What you have to do
The entries should be given again so that each one matches the original exactly.

[Items listed in a dataset]
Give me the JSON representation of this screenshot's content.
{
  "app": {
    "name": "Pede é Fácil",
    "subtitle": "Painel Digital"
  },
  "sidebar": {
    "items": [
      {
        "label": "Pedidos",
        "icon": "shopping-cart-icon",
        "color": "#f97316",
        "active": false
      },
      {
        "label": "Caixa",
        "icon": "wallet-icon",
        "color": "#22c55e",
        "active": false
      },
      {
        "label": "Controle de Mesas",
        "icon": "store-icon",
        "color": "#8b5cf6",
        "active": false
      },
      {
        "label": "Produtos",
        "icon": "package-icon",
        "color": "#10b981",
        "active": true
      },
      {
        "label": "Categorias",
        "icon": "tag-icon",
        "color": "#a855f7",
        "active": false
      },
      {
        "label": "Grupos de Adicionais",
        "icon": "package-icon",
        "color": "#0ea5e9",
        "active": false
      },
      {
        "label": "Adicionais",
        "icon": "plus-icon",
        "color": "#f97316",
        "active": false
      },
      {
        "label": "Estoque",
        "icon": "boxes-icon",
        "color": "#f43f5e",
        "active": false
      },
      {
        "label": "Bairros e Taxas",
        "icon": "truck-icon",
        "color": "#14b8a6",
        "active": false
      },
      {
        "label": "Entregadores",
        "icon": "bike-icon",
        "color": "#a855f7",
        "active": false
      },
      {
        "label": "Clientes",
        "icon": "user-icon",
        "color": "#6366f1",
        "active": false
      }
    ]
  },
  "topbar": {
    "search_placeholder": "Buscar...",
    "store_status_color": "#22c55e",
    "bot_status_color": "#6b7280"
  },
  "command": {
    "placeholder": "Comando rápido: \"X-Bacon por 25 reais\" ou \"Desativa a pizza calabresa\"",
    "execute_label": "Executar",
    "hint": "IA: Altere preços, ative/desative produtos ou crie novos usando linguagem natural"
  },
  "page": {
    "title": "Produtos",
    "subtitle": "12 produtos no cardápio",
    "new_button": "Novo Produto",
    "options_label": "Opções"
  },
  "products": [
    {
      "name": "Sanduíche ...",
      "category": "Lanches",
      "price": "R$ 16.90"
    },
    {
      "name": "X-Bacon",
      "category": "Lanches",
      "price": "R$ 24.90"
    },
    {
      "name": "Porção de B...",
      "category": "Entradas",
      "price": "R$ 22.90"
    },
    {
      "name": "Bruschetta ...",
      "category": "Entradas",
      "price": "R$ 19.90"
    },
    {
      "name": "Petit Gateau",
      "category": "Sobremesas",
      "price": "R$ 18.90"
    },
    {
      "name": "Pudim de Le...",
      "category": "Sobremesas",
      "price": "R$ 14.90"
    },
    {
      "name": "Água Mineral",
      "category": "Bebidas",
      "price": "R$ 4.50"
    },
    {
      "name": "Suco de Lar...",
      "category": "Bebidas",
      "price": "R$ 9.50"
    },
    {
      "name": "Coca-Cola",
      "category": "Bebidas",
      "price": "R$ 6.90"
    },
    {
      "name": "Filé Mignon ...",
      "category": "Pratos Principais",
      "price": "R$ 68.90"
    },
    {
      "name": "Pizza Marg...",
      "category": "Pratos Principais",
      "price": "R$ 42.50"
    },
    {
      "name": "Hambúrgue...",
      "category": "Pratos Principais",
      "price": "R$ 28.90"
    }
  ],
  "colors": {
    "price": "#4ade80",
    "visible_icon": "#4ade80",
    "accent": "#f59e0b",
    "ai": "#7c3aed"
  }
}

Task answer
Give me the JSON representation of this screenshot's content.
{
  "app": {
    "name": "Pede é Fácil",
    "subtitle": "Painel Digital"
  },
  "sidebar": {
    "items": [
      {
        "label": "Pedidos",
        "icon": "shopping-cart-icon",
        "color": "#f97316",
        "active": false
      },
      {
        "label": "Caixa",
        "icon": "wallet-icon",
        "color": "#22c55e",
        "active": false
      },
      {
        "label": "Controle de Mesas",
        "icon": "store-icon",
        "color": "#8b5cf6",
        "active": false
      },
      {
        "label": "Produtos",
        "icon": "package-icon",
        "color": "#10b981",
        "active": true
      },
      {
        "label": "Categorias",
        "icon": "tag-icon",
        "color": "#a855f7",
        "active": false
      },
      {
        "label": "Grupos de Adicionais",
        "icon": "package-icon",
        "color": "#0ea5e9",
        "active": false
      },
      {
        "label": "Adicionais",
        "icon": "plus-icon",
        "color": "#f97316",
        "active": false
      },
      {
        "label": "Estoque",
        "icon": "boxes-icon",
        "color": "#f43f5e",
        "active": false
      },
      {
        "label": "Bairros e Taxas",
        "icon": "truck-icon",
        "color": "#14b8a6",
        "active": false
      },
      {
        "label": "Entregadores",
        "icon": "bike-icon",
        "color": "#a855f7",
        "active": false
      },
      {
        "label": "Clientes",
        "icon": "user-icon",
        "color": "#6366f1",
        "active": false
      }
    ]
  },
  "topbar": {
    "search_placeholder": "Buscar...",
    "store_status_color": "#22c55e",
    "bot_status_color": "#6b7280"
  },
  "command": {
    "placeholder": "Comando rápido: \"X-Bacon por 25 reais\" ou \"Desativa a pizza calabresa\"",
    "execute_label": "Executar",
    "hint": "IA: Altere preços, ative/desative produtos ou crie novos usando linguagem natural"
  },
  "page": {
    "title": "Produtos",
    "subtitle": "12 produtos no cardápio",
    "new_button": "Novo Produto",
    "options_label": "Opções"
  },
  "products": [
    {
      "name": "Sanduíche ...",
      "category": "Lanches",
      "price": "R$ 16.90"
    },
    {
      "name": "X-Bacon",
      "category": "Lanches",
      "price": "R$ 24.90"
    },
    {
      "name": "Porção de B...",
      "category": "Entradas",
      "price": "R$ 22.90"
    },
    {
      "name": "Bruschetta ...",
      "category": "Entradas",
      "price": "R$ 19.90"
    },
    {
      "name": "Petit Gateau",
      "category": "Sobremesas",
      "price": "R$ 18.90"
    },
    {
      "name": "Pudim de Le...",
      "category": "Sobremesas",
      "price": "R$ 14.90"
    },
    {
      "name": "Água Mineral",
      "category": "Bebidas",
      "price": "R$ 4.50"
    },
    {
      "name": "Suco de Lar...",
      "category": "Bebidas",
      "price": "R$ 9.50"
    },
    {
      "name": "Coca-Cola",
      "category": "Bebidas",
      "price": "R$ 6.90"
    },
    {
      "name": "Filé Mignon ...",
      "category": "Pratos Principais",
      "price": "R$ 68.90"
    },
    {
      "name": "Pizza Marg...",
      "category": "Pratos Principais",
      "price": "R$ 42.50"
    },
    {
      "name": "Hambúrgue...",
      "category": "Pratos Principais",
      "price": "R$ 28.90"
    }
  ],
  "colors": {
    "price": "#4ade80",
    "visible_icon": "#4ade80",
    "accent": "#f59e0b",
    "ai": "#7c3aed"
  }
}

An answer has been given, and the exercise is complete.